Index 2024
88/ 180
Score : 57.15
Political indicator
Economic indicator
Legislative indicator
Social indicator
Security indicator
Index 2023
107/ 180
Score : 55.2
Political indicator
Economic indicator
Legislative indicator
Social indicator
Security indicator

Press freedom has suffered a systemic crisis since 2021. The scandal of the wiretapping of journalists by the National Intelligence Service (EYP) has yet to be cleared up, as is the case regarding the murder of veteran crime reporter Giorgos Karaivaz in 2021. SLAPP procedures are common and a journalist was arbitrarily convicted of spreading fake news in 2023.

Media landscape

The population’s trust in the media has been one of the lowest in Europe for many years. A few large privately owned groups like Alter Ego Media coexist alongside hundreds of news sites, which contributes to a high fragmentation of the media landscape. Similarly, a few entrepreneurs run the vast majority of media outlets, while being involved in other highly regulated business sectors. Some of them have close ties to the country’s political elite. As a result, the press is very polarised.

Political context

The government spokesperson is responsible for overseeing the public media, which endangers their editorial independence. The broadcasting regulator, the National Council for Radio and Television (NCRTV), accused of being slow and inefficient, has not been significantly overhauled by either the current or the previous government. The National Intelligence Service (EYP), which is overseen by the prime minister, was involved in the surveillance of journalists, many of whom were targeted by the Predator spyware.

Legal framework

Despite constitutional guarantees, press freedom has been challenged at the legislative level.

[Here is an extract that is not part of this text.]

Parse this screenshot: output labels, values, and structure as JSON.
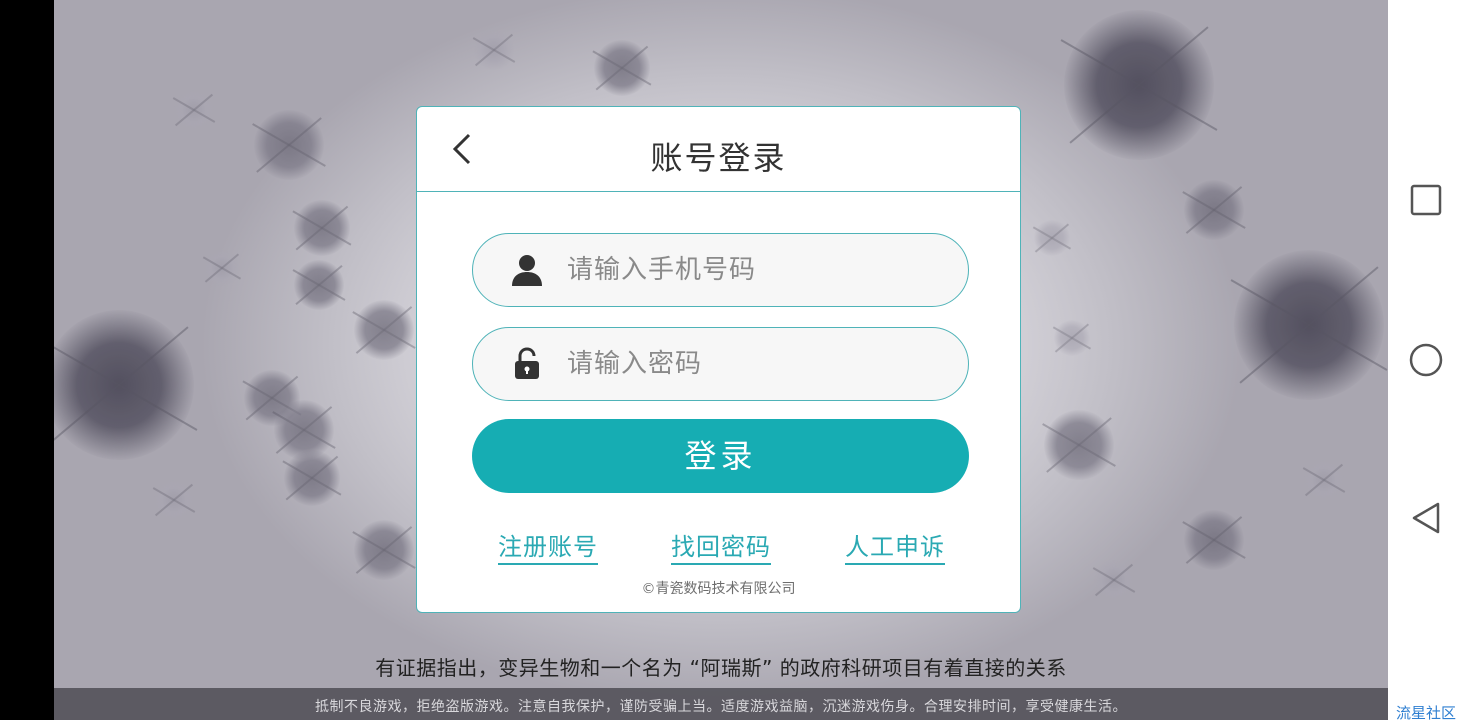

New laws passed by Parliament, meant to provide better protections for citizens against arbitrary surveillance, in response to the Predatorgate wiretapping scandal, fall short of European standards. A new media bill has led to the creation of a controversial ethics committee. Without any hard evidence, a journalist was convicted under the criminal code of spreading false information, while an amendment passed in 2023 increases the risk of journalists being jailed for defamation.

Economic context

The financial crisis of the last decade, combined with declining readership and advertising budgets, has called into question the long-term survival of many media outlets. The impact of the new legislation aimed at increasing transparency of media ownership and funding remains to be seen.

Sociocultural context

The premises of some media outlets are regularly attacked by far-left and far-right activists who see them as ideological enemies. In addition, female journalists frequently face sexism in the workplace.


The police regularly resort to violence and arbitrary bans to obstruct journalistic coverage of demonstrations and the refugee crisis on the Greek islands. Journalists have been the victims of physical attacks during sporting events and in front of their homes. Despite arrests made in April 2023, the murder of veteran crime reporter Giorgos Karaivaz, who was gunned down in broad daylight in front of his Athens home in 2021, has yet to be resolved. The limited scope of a working group on the protection of journalists is preventing it from addressing Greek journalism’s systemic crisis.

Abuses in real time in Greece

Killed since 1st January 2024
0 journalists
0 media workers
Detained as of today
0 journalists
0 media workers